WORK TO COMPLETE:
Apart from the images, every record here needs to be copied exactly.

Data items
____

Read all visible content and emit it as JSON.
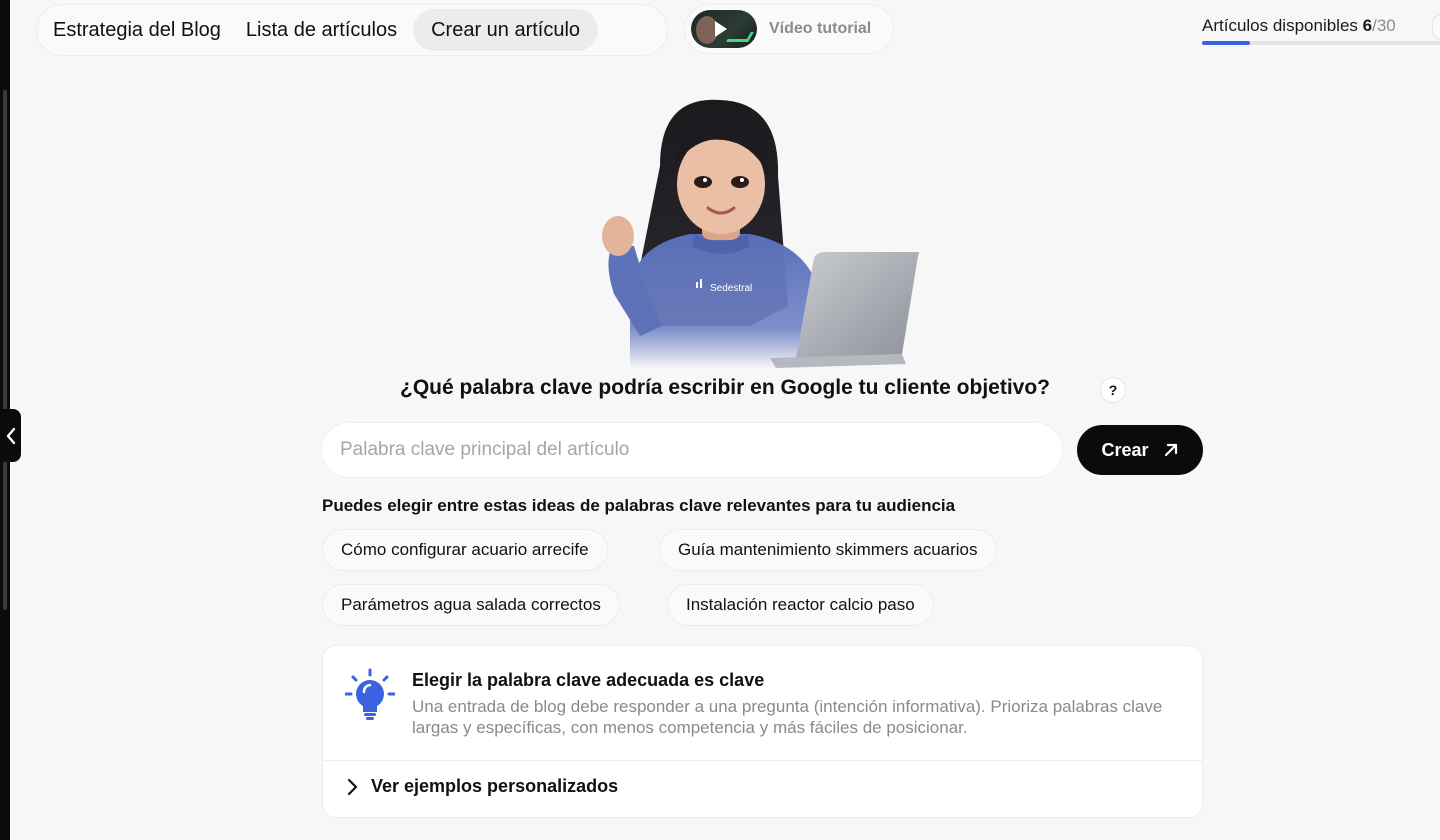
{
  "nav": {
    "tabs": [
      {
        "label": "Estrategia del Blog"
      },
      {
        "label": "Lista de artículos"
      },
      {
        "label": "Crear un artículo",
        "active": true
      }
    ],
    "tutorial_label": "Vídeo tutorial"
  },
  "availability": {
    "label": "Artículos disponibles",
    "used": "6",
    "total": "/30",
    "progress_fraction": 0.2
  },
  "hero": {
    "shirt_brand": "Sedestral"
  },
  "form": {
    "question": "¿Qué palabra clave podría escribir en Google tu cliente objetivo?",
    "help_icon": "?",
    "input_placeholder": "Palabra clave principal del artículo",
    "input_value": "",
    "create_label": "Crear"
  },
  "ideas": {
    "title": "Puedes elegir entre estas ideas de palabras clave relevantes para tu audiencia",
    "chips": [
      "Cómo configurar acuario arrecife",
      "Guía mantenimiento skimmers acuarios",
      "Parámetros agua salada correctos",
      "Instalación reactor calcio paso"
    ]
  },
  "tip": {
    "title": "Elegir la palabra clave adecuada es clave",
    "body": "Una entrada de blog debe responder a una pregunta (intención informativa). Prioriza palabras clave largas y específicas, con menos competencia y más fáciles de posicionar.",
    "examples_label": "Ver ejemplos personalizados"
  },
  "colors": {
    "accent": "#3b63e0",
    "button_bg": "#0b0b0b",
    "background": "#f7f7f8"
  },
  "icons": {
    "collapse": "chevron-left-icon",
    "create": "arrow-up-right-icon",
    "tip": "lightbulb-icon",
    "examples": "chevron-right-icon"
  }
}
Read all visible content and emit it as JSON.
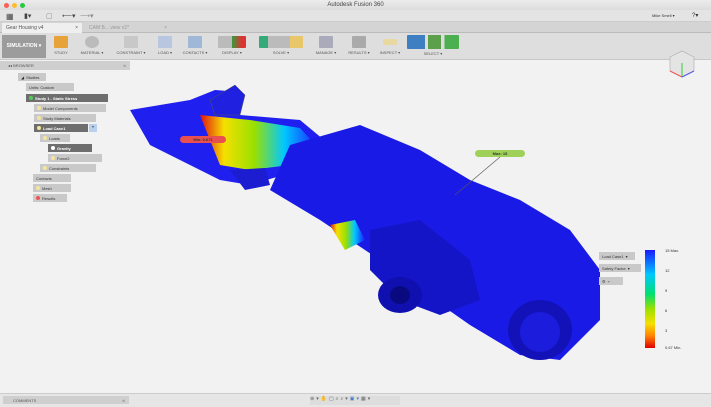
{
  "window": {
    "title": "Autodesk Fusion 360",
    "user": "Mike Smell"
  },
  "tabs": [
    {
      "label": "Gear Housing v4",
      "active": true
    },
    {
      "label": "CAM B...  view v2*",
      "active": false
    }
  ],
  "toolbar": {
    "workspace": "SIMULATION",
    "groups": [
      "STUDY",
      "MATERIAL",
      "CONSTRAINT",
      "LOAD",
      "CONTACTS",
      "DISPLAY",
      "SOLVE",
      "MANAGE",
      "RESULTS",
      "INSPECT",
      "SELECT"
    ]
  },
  "browser": {
    "title": "BROWSER",
    "nodes": [
      {
        "label": "Studies",
        "level": 0
      },
      {
        "label": "Units: Custom",
        "level": 1
      },
      {
        "label": "Study 1 - Static Stress",
        "level": 1,
        "selected": true
      },
      {
        "label": "Model Components",
        "level": 2
      },
      {
        "label": "Study Materials",
        "level": 2
      },
      {
        "label": "Load Case1",
        "level": 2,
        "selected": true
      },
      {
        "label": "Loads",
        "level": 3
      },
      {
        "label": "Gravity",
        "level": 4,
        "selected": true
      },
      {
        "label": "Force2",
        "level": 4
      },
      {
        "label": "Constraints",
        "level": 3
      },
      {
        "label": "Contacts",
        "level": 2
      },
      {
        "label": "Mesh",
        "level": 2
      },
      {
        "label": "Results",
        "level": 2
      }
    ]
  },
  "probes": {
    "min": "Min: 0.671",
    "max": "Max: 15"
  },
  "legend": {
    "load_case": "Load Case1",
    "result_type": "Safety Factor",
    "ticks": [
      "15 Max.",
      "12",
      "9",
      "6",
      "3",
      "0.67 Min."
    ],
    "colors": [
      "#1a1aff",
      "#00c8ff",
      "#00e070",
      "#9be000",
      "#f5e000",
      "#ff8000",
      "#e00000"
    ]
  },
  "bottom": {
    "comments": "COMMENTS"
  }
}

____

REPLY:
Read all visible content and emit it as JSON.
{
  "nav": {
    "tabs": [
      {
        "label": "Estrategia del Blog"
      },
      {
        "label": "Lista de artículos"
      },
      {
        "label": "Crear un artículo",
        "active": true
      }
    ],
    "tutorial_label": "Vídeo tutorial"
  },
  "availability": {
    "label": "Artículos disponibles",
    "used": "6",
    "total": "/30",
    "progress_fraction": 0.2
  },
  "hero": {
    "shirt_brand": "Sedestral"
  },
  "form": {
    "question": "¿Qué palabra clave podría escribir en Google tu cliente objetivo?",
    "help_icon": "?",
    "input_placeholder": "Palabra clave principal del artículo",
    "input_value": "",
    "create_label": "Crear"
  },
  "ideas": {
    "title": "Puedes elegir entre estas ideas de palabras clave relevantes para tu audiencia",
    "chips": [
      "Cómo configurar acuario arrecife",
      "Guía mantenimiento skimmers acuarios",
      "Parámetros agua salada correctos",
      "Instalación reactor calcio paso"
    ]
  },
  "tip": {
    "title": "Elegir la palabra clave adecuada es clave",
    "body": "Una entrada de blog debe responder a una pregunta (intención informativa). Prioriza palabras clave largas y específicas, con menos competencia y más fáciles de posicionar.",
    "examples_label": "Ver ejemplos personalizados"
  },
  "colors": {
    "accent": "#3b63e0",
    "button_bg": "#0b0b0b",
    "background": "#f7f7f8"
  },
  "icons": {
    "collapse": "chevron-left-icon",
    "create": "arrow-up-right-icon",
    "tip": "lightbulb-icon",
    "examples": "chevron-right-icon"
  }
}
Read all visible content and emit it as JSON.
{
  "window": {
    "title": "Autodesk Fusion 360",
    "user": "Mike Smell"
  },
  "tabs": [
    {
      "label": "Gear Housing v4",
      "active": true
    },
    {
      "label": "CAM B...  view v2*",
      "active": false
    }
  ],
  "toolbar": {
    "workspace": "SIMULATION",
    "groups": [
      "STUDY",
      "MATERIAL",
      "CONSTRAINT",
      "LOAD",
      "CONTACTS",
      "DISPLAY",
      "SOLVE",
      "MANAGE",
      "RESULTS",
      "INSPECT",
      "SELECT"
    ]
  },
  "browser": {
    "title": "BROWSER",
    "nodes": [
      {
        "label": "Studies",
        "level": 0
      },
      {
        "label": "Units: Custom",
        "level": 1
      },
      {
        "label": "Study 1 - Static Stress",
        "level": 1,
        "selected": true
      },
      {
        "label": "Model Components",
        "level": 2
      },
      {
        "label": "Study Materials",
        "level": 2
      },
      {
        "label": "Load Case1",
        "level": 2,
        "selected": true
      },
      {
        "label": "Loads",
        "level": 3
      },
      {
        "label": "Gravity",
        "level": 4,
        "selected": true
      },
      {
        "label": "Force2",
        "level": 4
      },
      {
        "label": "Constraints",
        "level": 3
      },
      {
        "label": "Contacts",
        "level": 2
      },
      {
        "label": "Mesh",
        "level": 2
      },
      {
        "label": "Results",
        "level": 2
      }
    ]
  },
  "probes": {
    "min": "Min: 0.671",
    "max": "Max: 15"
  },
  "legend": {
    "load_case": "Load Case1",
    "result_type": "Safety Factor",
    "ticks": [
      "15 Max.",
      "12",
      "9",
      "6",
      "3",
      "0.67 Min."
    ],
    "colors": [
      "#1a1aff",
      "#00c8ff",
      "#00e070",
      "#9be000",
      "#f5e000",
      "#ff8000",
      "#e00000"
    ]
  },
  "bottom": {
    "comments": "COMMENTS"
  }
}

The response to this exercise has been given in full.